Atomistic Monte Carlo Simulations of Bio-molecular Systems
Computer simulations have long been used to provide a conceptual framework to understand biophysical phenomena. Because of the high degree of complexity arising from the large number of interacting components, they constitute an essential class of tools in interpreting experimental studies, connecting them to fundamental physics, organizing our knowledge and asking new questions based on an ever improving picture.
A physics based picture of biomolecular processes allows us to make sense of, for instance, folding and interaction of proteins with their environment under different physical conditions, behaviour of intrinsically disordered proteins, and supra-molecular assembly processes such as peptide aggregation and coacervation. Such processes typically involve thousands of interacting entities, complex interactions and inconveniently long time scales.

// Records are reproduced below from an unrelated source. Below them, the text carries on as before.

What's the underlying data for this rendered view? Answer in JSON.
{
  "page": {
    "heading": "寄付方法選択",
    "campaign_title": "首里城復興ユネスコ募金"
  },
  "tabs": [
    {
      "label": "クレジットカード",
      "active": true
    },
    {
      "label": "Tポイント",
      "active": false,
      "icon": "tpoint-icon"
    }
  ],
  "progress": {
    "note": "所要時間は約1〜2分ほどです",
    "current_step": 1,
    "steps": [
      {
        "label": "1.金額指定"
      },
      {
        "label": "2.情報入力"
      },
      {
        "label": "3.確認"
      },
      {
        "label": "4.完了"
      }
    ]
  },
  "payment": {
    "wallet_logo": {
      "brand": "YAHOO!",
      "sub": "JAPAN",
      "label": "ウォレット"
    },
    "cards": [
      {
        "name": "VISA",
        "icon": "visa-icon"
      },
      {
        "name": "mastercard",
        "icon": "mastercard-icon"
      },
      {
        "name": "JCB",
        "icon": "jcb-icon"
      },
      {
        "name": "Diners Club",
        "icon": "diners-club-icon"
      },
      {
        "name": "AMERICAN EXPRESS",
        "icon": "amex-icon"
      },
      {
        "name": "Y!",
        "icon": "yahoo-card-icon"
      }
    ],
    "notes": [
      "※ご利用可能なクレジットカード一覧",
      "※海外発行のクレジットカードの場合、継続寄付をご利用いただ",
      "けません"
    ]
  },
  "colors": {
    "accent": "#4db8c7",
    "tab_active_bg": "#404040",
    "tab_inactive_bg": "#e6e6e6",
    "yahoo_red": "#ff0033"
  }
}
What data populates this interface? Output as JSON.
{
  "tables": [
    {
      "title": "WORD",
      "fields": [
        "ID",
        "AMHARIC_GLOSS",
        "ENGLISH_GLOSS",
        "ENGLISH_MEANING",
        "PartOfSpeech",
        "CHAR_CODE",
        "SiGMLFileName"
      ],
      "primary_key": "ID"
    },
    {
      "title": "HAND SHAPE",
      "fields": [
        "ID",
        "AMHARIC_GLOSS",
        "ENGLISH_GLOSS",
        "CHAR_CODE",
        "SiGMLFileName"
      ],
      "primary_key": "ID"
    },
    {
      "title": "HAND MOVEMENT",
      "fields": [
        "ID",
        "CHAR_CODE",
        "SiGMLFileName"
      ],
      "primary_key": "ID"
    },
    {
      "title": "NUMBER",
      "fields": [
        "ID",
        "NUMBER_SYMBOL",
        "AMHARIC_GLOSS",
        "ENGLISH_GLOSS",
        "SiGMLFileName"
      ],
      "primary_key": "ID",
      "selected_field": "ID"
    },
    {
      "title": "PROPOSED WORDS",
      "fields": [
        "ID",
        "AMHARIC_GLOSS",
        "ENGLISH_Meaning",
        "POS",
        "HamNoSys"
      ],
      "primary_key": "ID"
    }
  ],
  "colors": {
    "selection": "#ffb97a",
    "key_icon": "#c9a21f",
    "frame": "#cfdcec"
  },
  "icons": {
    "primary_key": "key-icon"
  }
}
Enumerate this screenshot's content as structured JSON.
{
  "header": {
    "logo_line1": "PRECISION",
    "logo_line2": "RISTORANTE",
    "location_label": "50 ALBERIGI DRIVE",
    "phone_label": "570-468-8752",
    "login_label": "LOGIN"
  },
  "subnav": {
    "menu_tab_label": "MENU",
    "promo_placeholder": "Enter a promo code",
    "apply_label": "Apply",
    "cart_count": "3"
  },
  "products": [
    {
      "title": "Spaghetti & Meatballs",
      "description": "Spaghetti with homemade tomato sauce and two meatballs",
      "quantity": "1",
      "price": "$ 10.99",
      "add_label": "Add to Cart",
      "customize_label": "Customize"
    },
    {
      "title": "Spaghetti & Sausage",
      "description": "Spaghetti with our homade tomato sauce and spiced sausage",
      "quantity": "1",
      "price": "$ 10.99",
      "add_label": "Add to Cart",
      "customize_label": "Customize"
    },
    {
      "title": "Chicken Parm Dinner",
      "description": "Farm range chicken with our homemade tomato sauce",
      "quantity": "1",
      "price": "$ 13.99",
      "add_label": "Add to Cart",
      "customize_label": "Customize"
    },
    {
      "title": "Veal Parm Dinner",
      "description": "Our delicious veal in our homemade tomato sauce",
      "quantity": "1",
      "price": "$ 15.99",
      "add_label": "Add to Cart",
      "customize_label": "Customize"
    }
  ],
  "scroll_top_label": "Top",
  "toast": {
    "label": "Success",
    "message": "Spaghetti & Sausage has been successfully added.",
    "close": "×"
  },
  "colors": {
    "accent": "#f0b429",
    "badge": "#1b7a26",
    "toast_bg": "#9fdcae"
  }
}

Typically researchers use multiple theoretical and experimental sources of information to circumvent the limitations of any single tool and extract useful insights despite those limitations.
The main objective of this online tutorial is to introduce researchers to the principal characteristics and capabilities of atomistic Monte Carlo simulations.
In particular the tutorial will highlight commonalities and differences of atomistic MC to molecular dynamics simulations and discuss both their advantages and limitations to allow the attendants to judge where MC simulations may be helpful in their research and where not.
The tutorial comprises an introductory afternoon providing the necessary theoretical background followed by three days of hands-on sessions, where the participants will be given short expositions on a variety of Monte Carlo techniques followed by illustrative computer exercises. The topics will range from an elementary introduction to Markov Chain Monte Carlo simulations, through generalized ensemble techniques like replica exchange, to more advanced use cases, involving additional available information (noisy experimental data, uncertain predictions obtained using other theoretical methods, etc. ) about the simulated system. The tutorial will conclude with a discussion on current challenges and future development of MCMC methods. A kind of SWOT analysis (strengths, weaknesses, opportunities, threats) is meant to provide a critical analysis of the technique, discuss common pitfalls and potential extensions.
The three days of practical sessions will allow attendants to harness all capabilities of modern MC simulation techniques. During the tutorial, the participants will have access to HPC clusters of the Jülich Supercomputing Centre to run increasingly sophisticated simulations and perform in-depth analysis.
Jan Meinke (Forschungszentrum Jülich) - Organiser
Sandipan Mohanty (Forschungszentrum Jülich) - Organiser
Olav Zimmermann (Forschungszentrum Juelich) - Organiser